UX/UI & Process
Information Architecture is all about problem solving. It’s improved by iterating and testing. It works best when individual strengths partner to build something that functions beautifully. Documentation helps along the way; below is just a small slice of the many documents I have authored.
Sometimes its good to just focus on user actions in your wireframes. Creating simple wireframes in an iterative fashion can allow you to explore ideas quickly, before you put prototypes in your users hands. Wireframes also serve as a good proof of concept to share with the team when a screenshot of a visual design just can't convey what is actually happening.
Sometimes you need to represent a sitemap in a different format to present it to different decision makers. This sitemap was created to demonstrate user flow behaviors on a microsite to IT executives.
High Fidelty Wireframes
Sometimes you need to show an executive a wireframe. Is these cases, you want to eliminate distractions and potential questions that aren't relevant to the challenge your solving. In these cases, its good to use a high fidelity wireframe, that closely resembles the end product, or could easily be used to generate a prototype with minimal effort.
Website Style Guides
I've co-written Style Guides to document the online visual brands of websites. Style Guides are invaluable tools when you need to share the creation of content across teams.
I've been lucky to work for a wide range of companies including consulting firms, advertising studios, and Fortune 500 companies. I've found that every company has a different process for doing what is essentially the same thing: delivering products to customers. In recent years I've worked on Agile and Lean UX teams, and to define and document these processes to align efforts and deliver products on strategy and on time.
To document processes, I've created swim lanes for working sessions, diagramed project flows, written step-by-step instructions, and made job aids to simplify complex procedures.
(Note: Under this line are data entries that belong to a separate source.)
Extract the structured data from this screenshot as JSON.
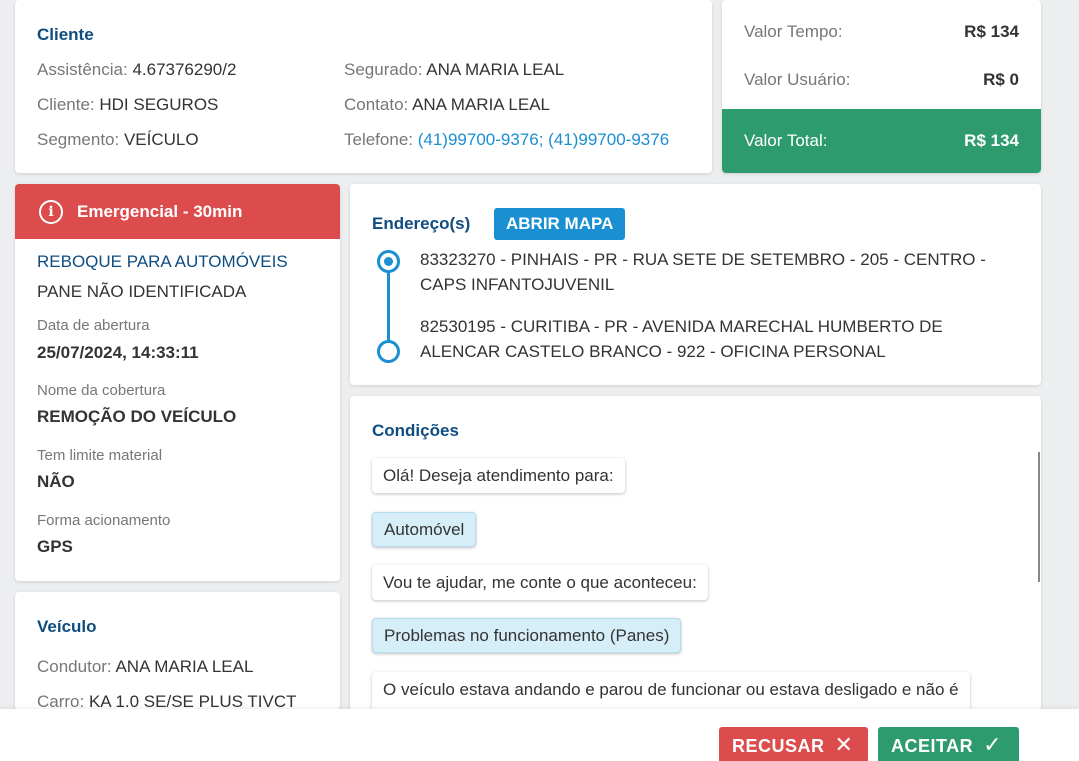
{
  "cliente": {
    "title": "Cliente",
    "assistencia_label": "Assistência:",
    "assistencia_value": "4.67376290/2",
    "cliente_label": "Cliente:",
    "cliente_value": "HDI SEGUROS",
    "segmento_label": "Segmento:",
    "segmento_value": "VEÍCULO",
    "segurado_label": "Segurado:",
    "segurado_value": "ANA MARIA LEAL",
    "contato_label": "Contato:",
    "contato_value": "ANA MARIA LEAL",
    "telefone_label": "Telefone:",
    "telefone_value": "(41)99700-9376; (41)99700-9376"
  },
  "valores": {
    "tempo_label": "Valor Tempo:",
    "tempo_value": "R$ 134",
    "usuario_label": "Valor Usuário:",
    "usuario_value": "R$ 0",
    "total_label": "Valor Total:",
    "total_value": "R$ 134"
  },
  "servico": {
    "badge": "Emergencial - 30min",
    "title": "REBOQUE PARA AUTOMÓVEIS",
    "subtitle": "PANE NÃO IDENTIFICADA",
    "data_label": "Data de abertura",
    "data_value": "25/07/2024, 14:33:11",
    "cobertura_label": "Nome da cobertura",
    "cobertura_value": "REMOÇÃO DO VEÍCULO",
    "limite_label": "Tem limite material",
    "limite_value": "NÃO",
    "acionamento_label": "Forma acionamento",
    "acionamento_value": "GPS"
  },
  "veiculo": {
    "title": "Veículo",
    "condutor_label": "Condutor:",
    "condutor_value": "ANA MARIA LEAL",
    "carro_label": "Carro:",
    "carro_value": "KA 1.0 SE/SE PLUS TIVCT"
  },
  "endereco": {
    "title": "Endereço(s)",
    "map_button": "ABRIR MAPA",
    "origem": "83323270 - PINHAIS - PR - RUA SETE DE SETEMBRO - 205 - CENTRO - CAPS INFANTOJUVENIL",
    "destino": "82530195 - CURITIBA - PR - AVENIDA MARECHAL HUMBERTO DE ALENCAR CASTELO BRANCO - 922 - OFICINA PERSONAL"
  },
  "condicoes": {
    "title": "Condições",
    "messages": [
      {
        "from": "bot",
        "text": "Olá! Deseja atendimento para:"
      },
      {
        "from": "user",
        "text": "Automóvel"
      },
      {
        "from": "bot",
        "text": "Vou te ajudar, me conte o que aconteceu:"
      },
      {
        "from": "user",
        "text": "Problemas no funcionamento (Panes)"
      },
      {
        "from": "bot",
        "text": "O veículo estava andando e parou de funcionar ou estava desligado e não é"
      }
    ]
  },
  "footer": {
    "reject_label": "RECUSAR",
    "accept_label": "ACEITAR"
  },
  "colors": {
    "primary": "#0f4c81",
    "link": "#1a8fd1",
    "danger": "#dc4c4c",
    "success": "#2e9b6e"
  }
}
An essential part of designing and building any product is to define how users will interact with it. This requires a lot of up-front research and documentation. UX artifacts often include wireframes and sitemaps. They can also include questionnaires for interviewing users, personas to document who your user is, and maps that represent user behavior.